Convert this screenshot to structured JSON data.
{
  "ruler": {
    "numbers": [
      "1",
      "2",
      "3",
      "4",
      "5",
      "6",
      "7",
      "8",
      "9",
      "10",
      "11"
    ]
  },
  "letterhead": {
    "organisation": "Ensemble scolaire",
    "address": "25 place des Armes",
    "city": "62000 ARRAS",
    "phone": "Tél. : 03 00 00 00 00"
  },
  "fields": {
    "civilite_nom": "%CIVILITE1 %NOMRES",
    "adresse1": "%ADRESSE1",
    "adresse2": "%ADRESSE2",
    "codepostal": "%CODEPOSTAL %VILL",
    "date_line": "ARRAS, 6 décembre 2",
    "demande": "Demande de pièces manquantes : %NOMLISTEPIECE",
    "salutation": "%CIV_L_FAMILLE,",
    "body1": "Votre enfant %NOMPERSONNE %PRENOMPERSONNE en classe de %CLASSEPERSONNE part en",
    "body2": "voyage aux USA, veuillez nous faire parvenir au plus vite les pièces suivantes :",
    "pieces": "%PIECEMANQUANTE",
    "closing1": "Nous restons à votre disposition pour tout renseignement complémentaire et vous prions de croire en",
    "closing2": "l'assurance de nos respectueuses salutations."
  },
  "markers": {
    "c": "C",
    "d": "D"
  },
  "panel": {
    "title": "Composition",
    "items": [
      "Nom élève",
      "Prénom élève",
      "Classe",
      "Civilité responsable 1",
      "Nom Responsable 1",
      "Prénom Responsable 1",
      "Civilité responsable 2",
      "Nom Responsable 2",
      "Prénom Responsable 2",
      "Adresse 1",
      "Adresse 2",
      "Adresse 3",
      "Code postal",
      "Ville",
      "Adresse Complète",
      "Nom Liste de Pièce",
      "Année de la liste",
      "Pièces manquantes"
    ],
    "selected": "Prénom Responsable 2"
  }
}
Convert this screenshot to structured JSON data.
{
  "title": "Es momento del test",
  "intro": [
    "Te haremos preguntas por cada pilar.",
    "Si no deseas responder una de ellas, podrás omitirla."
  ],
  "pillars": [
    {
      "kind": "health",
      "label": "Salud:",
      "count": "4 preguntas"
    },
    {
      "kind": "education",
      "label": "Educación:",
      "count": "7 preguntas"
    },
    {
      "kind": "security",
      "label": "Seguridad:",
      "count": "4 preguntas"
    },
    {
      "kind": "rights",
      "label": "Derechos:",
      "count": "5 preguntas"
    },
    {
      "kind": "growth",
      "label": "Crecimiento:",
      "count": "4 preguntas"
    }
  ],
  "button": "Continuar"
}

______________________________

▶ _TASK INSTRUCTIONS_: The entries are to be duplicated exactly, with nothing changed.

▶ _EXERCISE ANSWER_:
Convert this screenshot to structured JSON data.
{
  "ruler": {
    "numbers": [
      "1",
      "2",
      "3",
      "4",
      "5",
      "6",
      "7",
      "8",
      "9",
      "10",
      "11"
    ]
  },
  "letterhead": {
    "organisation": "Ensemble scolaire",
    "address": "25 place des Armes",
    "city": "62000 ARRAS",
    "phone": "Tél. : 03 00 00 00 00"
  },
  "fields": {
    "civilite_nom": "%CIVILITE1 %NOMRES",
    "adresse1": "%ADRESSE1",
    "adresse2": "%ADRESSE2",
    "codepostal": "%CODEPOSTAL %VILL",
    "date_line": "ARRAS, 6 décembre 2",
    "demande": "Demande de pièces manquantes : %NOMLISTEPIECE",
    "salutation": "%CIV_L_FAMILLE,",
    "body1": "Votre enfant %NOMPERSONNE %PRENOMPERSONNE en classe de %CLASSEPERSONNE part en",
    "body2": "voyage aux USA, veuillez nous faire parvenir au plus vite les pièces suivantes :",
    "pieces": "%PIECEMANQUANTE",
    "closing1": "Nous restons à votre disposition pour tout renseignement complémentaire et vous prions de croire en",
    "closing2": "l'assurance de nos respectueuses salutations."
  },
  "markers": {
    "c": "C",
    "d": "D"
  },
  "panel": {
    "title": "Composition",
    "items": [
      "Nom élève",
      "Prénom élève",
      "Classe",
      "Civilité responsable 1",
      "Nom Responsable 1",
      "Prénom Responsable 1",
      "Civilité responsable 2",
      "Nom Responsable 2",
      "Prénom Responsable 2",
      "Adresse 1",
      "Adresse 2",
      "Adresse 3",
      "Code postal",
      "Ville",
      "Adresse Complète",
      "Nom Liste de Pièce",
      "Année de la liste",
      "Pièces manquantes"
    ],
    "selected": "Prénom Responsable 2"
  }
}
Convert this screenshot to structured JSON data.
{
  "title": "Es momento del test",
  "intro": [
    "Te haremos preguntas por cada pilar.",
    "Si no deseas responder una de ellas, podrás omitirla."
  ],
  "pillars": [
    {
      "kind": "health",
      "label": "Salud:",
      "count": "4 preguntas"
    },
    {
      "kind": "education",
      "label": "Educación:",
      "count": "7 preguntas"
    },
    {
      "kind": "security",
      "label": "Seguridad:",
      "count": "4 preguntas"
    },
    {
      "kind": "rights",
      "label": "Derechos:",
      "count": "5 preguntas"
    },
    {
      "kind": "growth",
      "label": "Crecimiento:",
      "count": "4 preguntas"
    }
  ],
  "button": "Continuar"
}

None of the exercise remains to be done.